“The college educated are more likely to own stocks and less prone to use high-cost borrowing.” — Journal of Economic Literature
Financial literacy is important, but sadly, only a handful of states require students to take personal finance or an investment course. I earned a Ph. D. in economics and never took a class in accounting, business or personal finance!
How bad is financial education in this country?
In 2008, two economists came up with three simple questions to test the financial knowledge of citizens 55 years or older. See how well you do:
1. Suppose you had $100 in a savings account and the interest rate was 2 percent per year. After 5 years, how much do you think you would have in the account if you left the money to grow?
A. More than $102.
B. Exactly $102.
C. Less than $102.
D. I do not know.
2. Imagine that the interest rate on your savings account was 1 percent per year and price inflation was 2 percent per year. After 1 year, would you be able to buy:
A. More than today with money in this account.
B. Exactly the same amount as with the money in this account.
C. Less than today with the money in this account.
D. I do not know.
3. Do you think that the following statement is true or false? “Buying a single company stock usually provides a safer return than a stock mutual fund.”
C. I do not know.
The answers to these three questions are: 1 (A); 2 (C); and 3 (B).
When I first read these questions, I thought they were so easy that nobody with any experience could get them wrong. And yet only a third (34%) of U.S. respondents aged 55 and older could answer all three questions correctly.
Among foreigners, the Germans and the Swiss did the best (over 50% correct), while the Russians did the worst (4% correct) and the Japanese were in between (27% correct).
There’s a gender difference, too. Men were generally more financially knowledgeable than women, no matter what the age.
Clearly the education systems throughout the world need to do a better job in educating their people about basic finance.
You Blew It! Extreme Austrians Advocate “Do Nothing” to Stop the 2008 Meltdown
“Doing nothing new and simply working with pre-existing [federal bankruptcy] procedures would have been much better than anything we’ve done so far.”
–Harvard Professor Jeffrey Miron, “The Case for Doing Nothing,” July 10, 2009
The ideas and policies of giants like Ludwig von Mises and Friedrich Hayek have much to offer the world. They are better than other schools in identifying the imbalances in the global economy that can cause trouble down the road. The Austrian school of economics was one of the few to warn of impending disaster coming from the real-estate bubble.
But I have my doubts about Austrian school policy recommendations during a financial crisis.
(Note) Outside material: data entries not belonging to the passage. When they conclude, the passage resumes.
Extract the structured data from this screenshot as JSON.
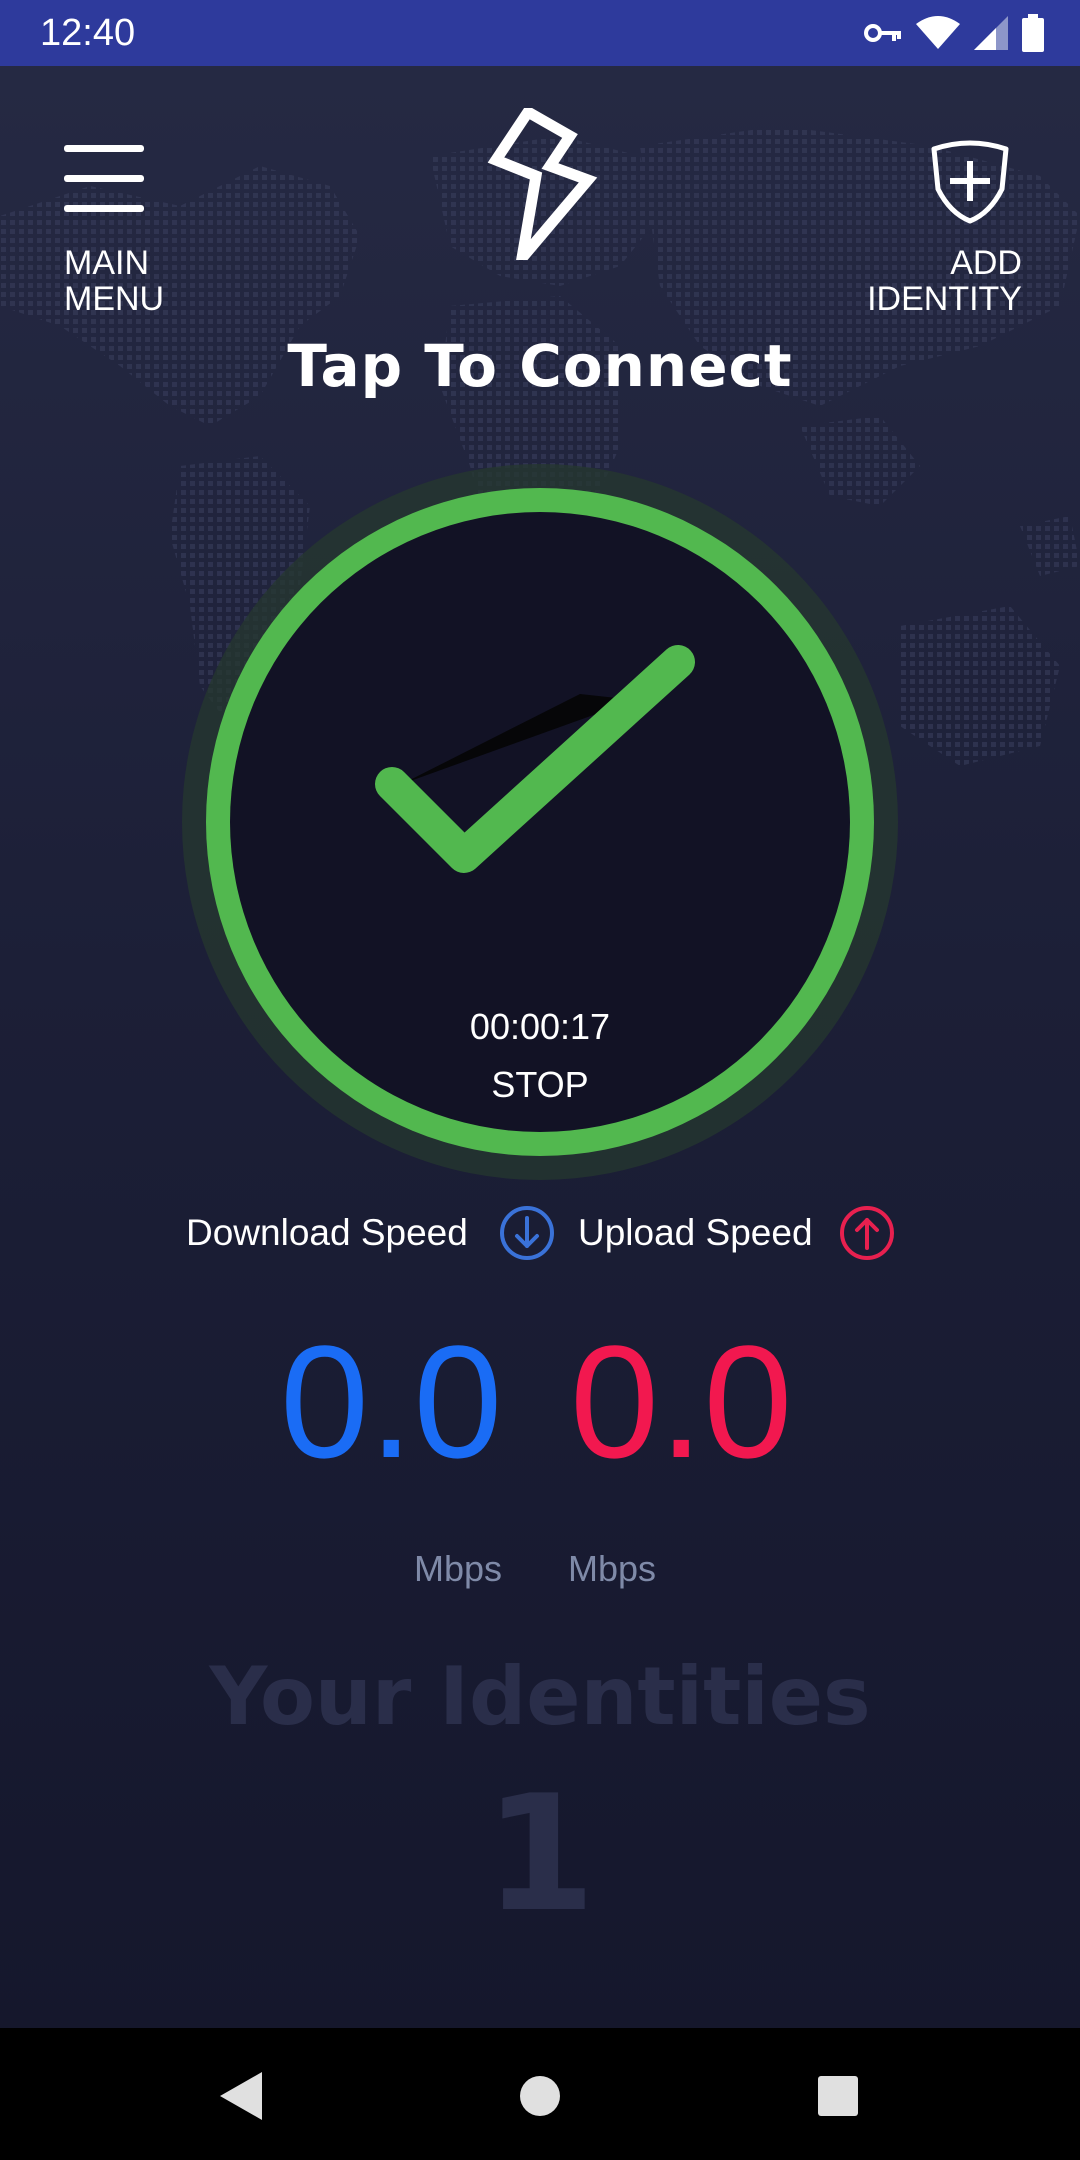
{
  "status_bar": {
    "time": "12:40",
    "icons": [
      "vpn-key-icon",
      "wifi-icon",
      "cellular-signal-icon",
      "battery-icon"
    ]
  },
  "header": {
    "menu_label": "MAIN\nMENU",
    "add_identity_label": "ADD\nIDENTITY",
    "logo_icon": "bolt-logo-icon"
  },
  "connection": {
    "title": "Tap To Connect",
    "timer": "00:00:17",
    "action_label": "STOP",
    "state_icon": "checkmark-icon",
    "ring_color": "#52b84f"
  },
  "speeds": {
    "download_label": "Download Speed",
    "upload_label": "Upload Speed",
    "download_value": "0.0",
    "upload_value": "0.0",
    "download_unit": "Mbps",
    "upload_unit": "Mbps",
    "download_color": "#1a6cf5",
    "upload_color": "#f2184f"
  },
  "identities": {
    "title": "Your Identities",
    "count": "1"
  },
  "nav_bar": {
    "icons": [
      "back-icon",
      "home-icon",
      "recents-icon"
    ]
  }
}
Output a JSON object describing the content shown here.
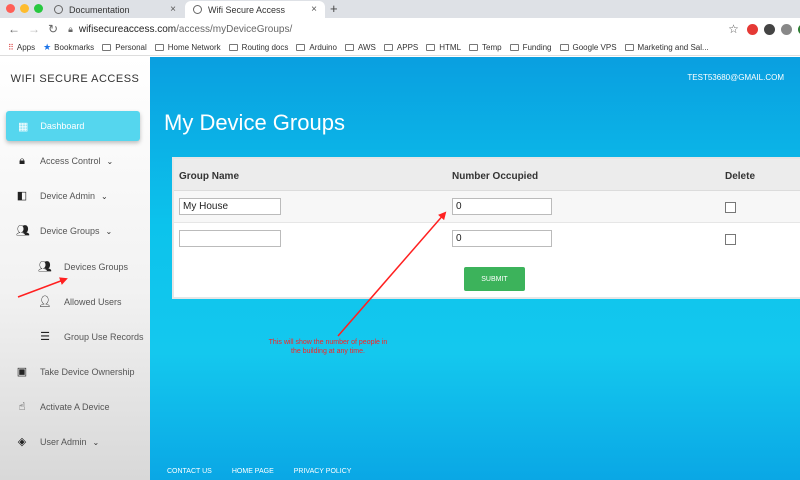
{
  "browser": {
    "tabs": [
      {
        "label": "Documentation",
        "active": false
      },
      {
        "label": "Wifi Secure Access",
        "active": true
      }
    ],
    "url_host": "wifisecureaccess.com",
    "url_path": "/access/myDeviceGroups/",
    "bookmarks": [
      "Apps",
      "Bookmarks",
      "Personal",
      "Home Network",
      "Routing docs",
      "Arduino",
      "AWS",
      "APPS",
      "HTML",
      "Temp",
      "Funding",
      "Google VPS",
      "Marketing and Sal..."
    ]
  },
  "sidebar": {
    "brand": "WIFI SECURE ACCESS",
    "items": [
      {
        "label": "Dashboard",
        "icon": "dashboard-icon",
        "active": true
      },
      {
        "label": "Access Control",
        "icon": "lock-icon",
        "chevron": true
      },
      {
        "label": "Device Admin",
        "icon": "device-icon",
        "chevron": true
      },
      {
        "label": "Device Groups",
        "icon": "group-icon",
        "chevron": true
      },
      {
        "label": "Devices Groups",
        "icon": "group-icon"
      },
      {
        "label": "Allowed Users",
        "icon": "person-icon"
      },
      {
        "label": "Group Use Records",
        "icon": "database-icon"
      },
      {
        "label": "Take Device Ownership",
        "icon": "ownership-icon"
      },
      {
        "label": "Activate A Device",
        "icon": "touch-icon"
      },
      {
        "label": "User Admin",
        "icon": "user-admin-icon",
        "chevron": true
      }
    ]
  },
  "header": {
    "user_email": "TEST53680@GMAIL.COM"
  },
  "main": {
    "title": "My Device Groups",
    "columns": [
      "Group Name",
      "Number Occupied",
      "Delete"
    ],
    "rows": [
      {
        "group_name": "My House",
        "number_occupied": "0",
        "delete": false
      },
      {
        "group_name": "",
        "number_occupied": "0",
        "delete": false
      }
    ],
    "submit_label": "SUBMIT"
  },
  "annotation": {
    "text": "This will show the number of people in the building at any time."
  },
  "footer": {
    "links": [
      "CONTACT US",
      "HOME PAGE",
      "PRIVACY POLICY"
    ]
  },
  "colors": {
    "accent": "#55d6ee",
    "submit": "#3cb35b",
    "annotation": "#ff2020",
    "main_bg": "#0cc3ec"
  }
}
Most Austrian economists advocate “doing nothing” and letting the whole unsound monetary system collapse, thus forcing a return to a sound gold standard, and discouraging banks and financial institutions from engaging in “moral hazard” in the future.
But there are unintended consequences of this severe “austerity” program. The Austrians ignore the real danger that such a collapse in today’s dependent society would result in economic chaos, untold misery to millions of innocent citizens whose jobs and wealth would be destroyed and the possibility that tyranny would replace a constitutional democracy.
This week, the Wall Street Journal (page A2, “2008 Crisis Worse Than Depression”) reported that former Fed Chairman Ben Bernanke told a federal court the following: “September and October of 2008 was the worst financial crisis in global history, including the Great Depression.” He went on to say that of the 13 “most important financial institutions in the United States, 12 were at risk of failure within a period of a week or two.”
My view is that “doing nothing” would have done little to handle the enormous crisis of 2008.
In case you missed it, I encourage you to read my e-letter column from last week about the perception of some that the government can do no wrong. I also invite you to comment in the space provided below.